Sunday, June 24, 2007

Teach-in on the Farm Bill at All Saints

I just got back from a teach-in session at All Saints Episcopal Church in Pasadena this afternoon in which David Gist offered information on the "Farm Bill." Lunch was offered, with a suggested donation of $5 at the door. We sat down at tables and made small talk while starting later than was advertised. David was introduced, and then made some introductory remarks.

One of his comments was, I think, especially important when thinking about this "Farm Bill" thing. He said that it is a poorly named bill. It is not merely about "farms." It might as well be called "The Bill That's So Big We Don't Have a Name for It." The bill, he said, affects just about every person in America.

He asked the audience why we need to care about the Farm Bill and people were whipping out all kinds of reasons. And not just the general "because farming affects us all" kinds of answers. They were saying things so specifically informed that David responded to one woman from the crowd: "You just covered three pages of my notes!"

Then we watched Bread's "Offering of Letters" 15-minute video (which can be found at their website).

After the video, David opened it up for questions. Here are some of the questions that people were asking:
  • It seems like we hear of "breakthroughs" every couple years on these issues, but then later we hear that it's the same old story? Are we really making breakthroughs on these issues or not? (As far as David's concerned, something really isn't a "breakthrough" unless it is in the year when the bill is on the table)
  • Does the Farm Bill discuss water rights? (I think this was about water table usage)
  • Why don't we get rid of all subsidies? (Bread's position is more of a "phasing out" of subsidies, rather than a complete halt of all subsidies)
  • What is the timeline for the bill? (The House is ahead of the Senate. The House will be voting on this just after the Fourth of July, the Senate a couple weeks beyond that. This is why letters to House Representatives are more important than to Senators at this point.)
  • What does "markup" mean?
  • What are some of the arguments for subsidies? (They are kind of self-serving for the lobbies: rice, cotton, corn, etc.)
  • Who is going to be the policing agent overseeing the changes if they come to pass? The USDA? (the gentleman speaking has strong opinions against the USDA: "they are all pigs," he says)
  • Comment: The large farms are a health concern. Think of the contaminated Spinach.
  • What is the relationship between this bill and any link between corn farming and the possibility of ethanol? (David tried to tame this line of questioning, but a lot of people got on the topic and rode it out for the remainder of the discussion)
What interested me was the fact that nobody talked about food stamps. I was the only one. During the "why do we need to care" section of the session, I raised my hand and mentioned food stamps. It was also a significant section of the video. Nobody picked it up, though. I thought a progressive place like All Saints would be interested.
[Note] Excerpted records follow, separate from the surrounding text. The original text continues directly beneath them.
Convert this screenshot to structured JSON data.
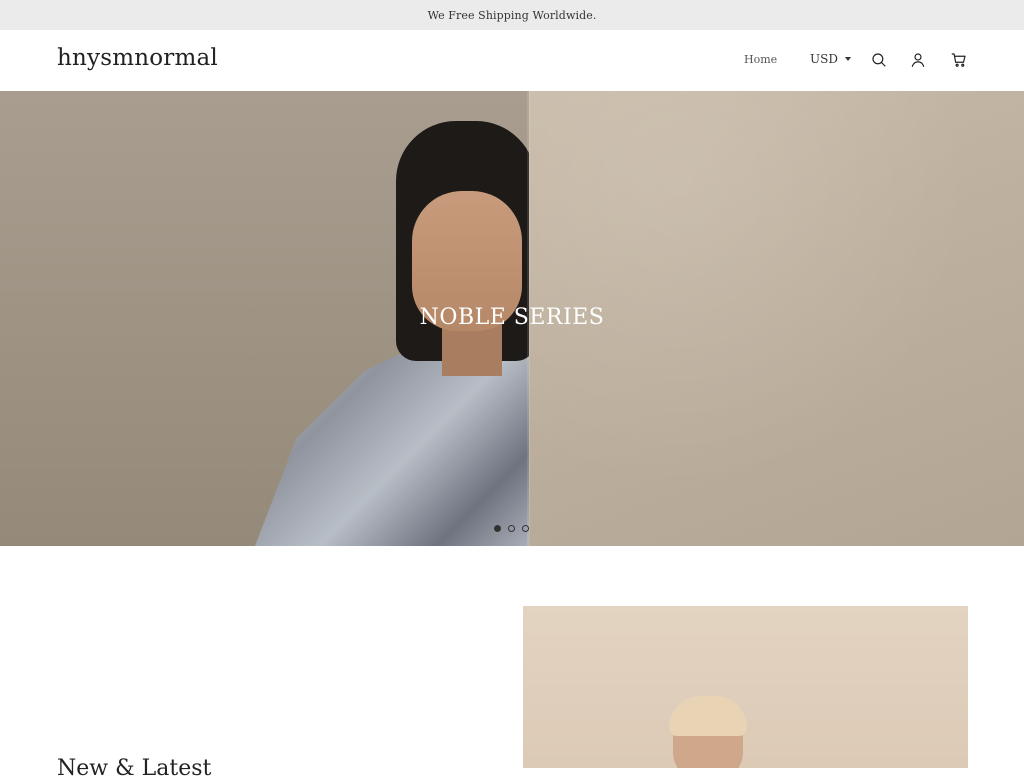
{
  "announcement": {
    "text": "We Free Shipping Worldwide."
  },
  "header": {
    "logo": "hnysmnormal",
    "nav": [
      {
        "label": "Home"
      }
    ],
    "currency": {
      "selected": "USD"
    },
    "icons": [
      "search-icon",
      "account-icon",
      "cart-icon"
    ]
  },
  "hero": {
    "title": "NOBLE SERIES",
    "slides_total": 3,
    "active_slide": 1
  },
  "feature": {
    "heading": "New & Latest"
  },
  "colors": {
    "announcement_bg": "#ebebeb",
    "text": "#222222",
    "hero_title": "#ffffff"
  }
}
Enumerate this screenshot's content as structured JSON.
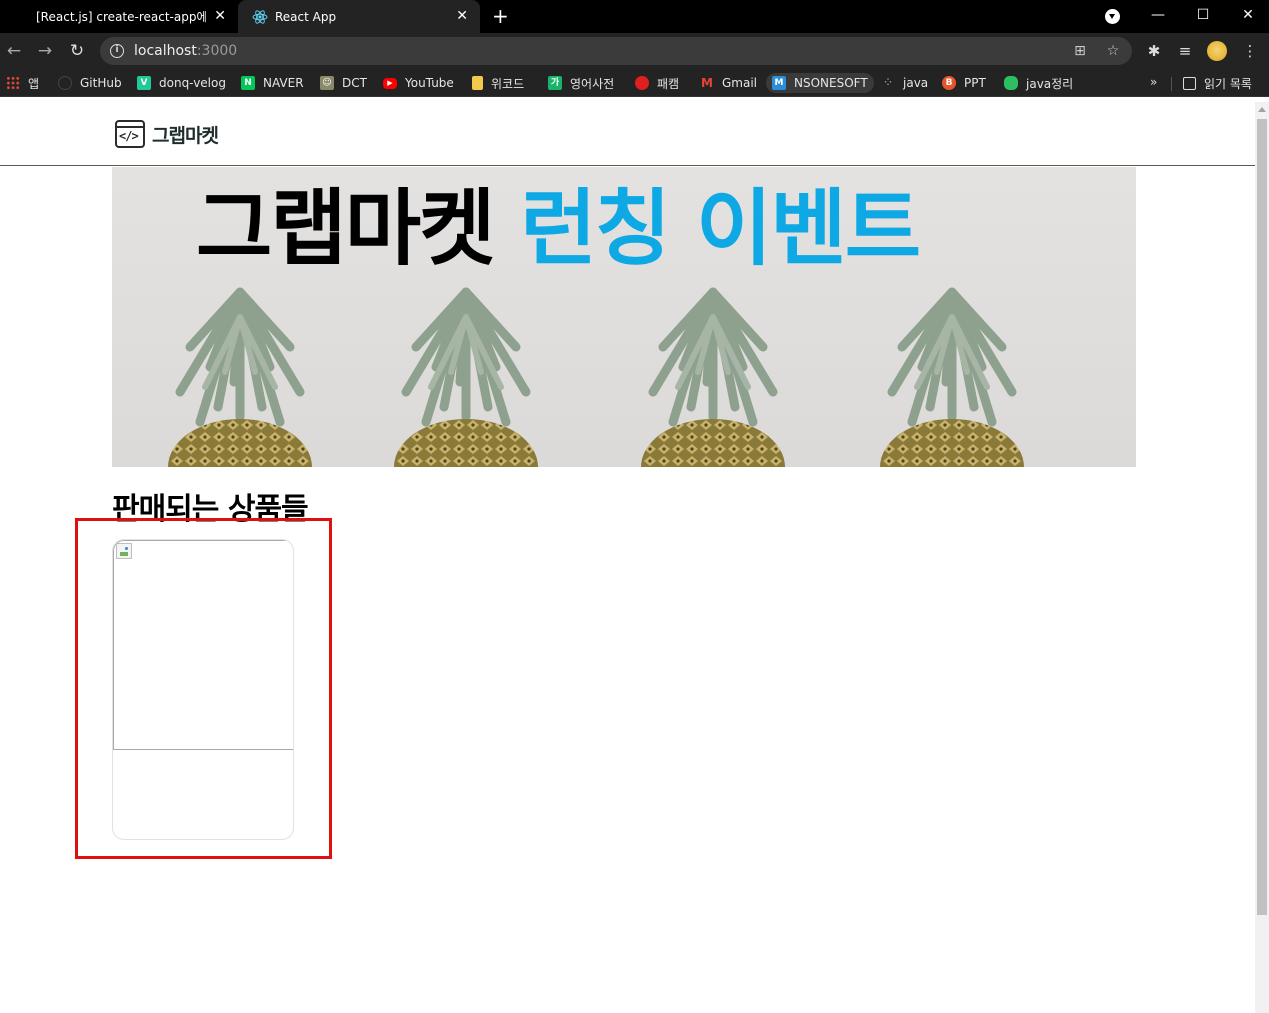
{
  "browser": {
    "tabs": [
      {
        "title": "[React.js] create-react-app에서 i",
        "active": false
      },
      {
        "title": "React App",
        "active": true
      }
    ],
    "new_tab_symbol": "+",
    "window_controls": {
      "minimize": "—",
      "maximize": "☐",
      "close": "✕"
    },
    "url": {
      "host": "localhost",
      "port": ":3000"
    },
    "bookmarks": [
      {
        "label": "앱",
        "icon": "apps-grid-icon",
        "color": "#e8453c"
      },
      {
        "label": "GitHub",
        "icon": "github-icon",
        "color": "#232323"
      },
      {
        "label": "donq-velog",
        "icon": "velog-icon",
        "color": "#20c997"
      },
      {
        "label": "NAVER",
        "icon": "naver-icon",
        "color": "#03c75a"
      },
      {
        "label": "DCT",
        "icon": "dct-icon",
        "color": "#8a8a6a"
      },
      {
        "label": "YouTube",
        "icon": "youtube-icon",
        "color": "#ff0000"
      },
      {
        "label": "위코드",
        "icon": "folder-icon",
        "color": "#f2c94c"
      },
      {
        "label": "영어사전",
        "icon": "dictionary-icon",
        "color": "#19b36a"
      },
      {
        "label": "패캠",
        "icon": "fastcampus-icon",
        "color": "#e02020"
      },
      {
        "label": "Gmail",
        "icon": "gmail-icon",
        "color": "#ea4335"
      },
      {
        "label": "NSONESOFT",
        "icon": "nsonesoft-icon",
        "color": "#2a8fd8"
      },
      {
        "label": "java",
        "icon": "java-icon",
        "color": "#6a6a6a"
      },
      {
        "label": "PPT",
        "icon": "ppt-icon",
        "color": "#e8552b"
      },
      {
        "label": "java정리",
        "icon": "evernote-icon",
        "color": "#2dbe60"
      }
    ],
    "bookmarks_more": "»",
    "reading_list": "읽기 목록"
  },
  "page": {
    "logo_text": "그랩마켓",
    "logo_mark": "</>",
    "banner": {
      "title_dark": "그랩마켓",
      "title_blue": "런칭 이벤트"
    },
    "section_title": "판매되는 상품들",
    "colors": {
      "accent_blue": "#0ea8e4",
      "highlight_red": "#e01010"
    }
  }
}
Many of the comments were more concerned with the oppression of some big corrupt group over a large portion of small have-nots. So, many people were demonizing large farms that put small farms out of business, the USDA, etc. Is it that poor people on food stamps have no clearly defined "big bad guy" oppressing them? Is it too complex a problem to rally up a bunch of passion?

The corn and ethanol thing seems to be a hot topic in the news, but you know, the food stamp program still needs our attention. There are a lot of struggling people out there.


Judy Redman said...


Sounds like a fascinating internship. I look forward to hearing more as time goes on.

I just watched the video and am interested in the fact that it "evoked" the range of questions you recorded. Sounds as though a significant number of people came with questions they wanted to ask, rather than people asking questions from the video. It seemed to me to have two main points - that farm subsidies are inequitable and have a negative effect both on small US farmers and those who live in developing countries and the food stamp program needs to be overhauled so that it doesn't disadvantage rural poor.

Patrick George McCullough said...

Thanks, Judy! That's a great comment. I think that would be an accurate assessment.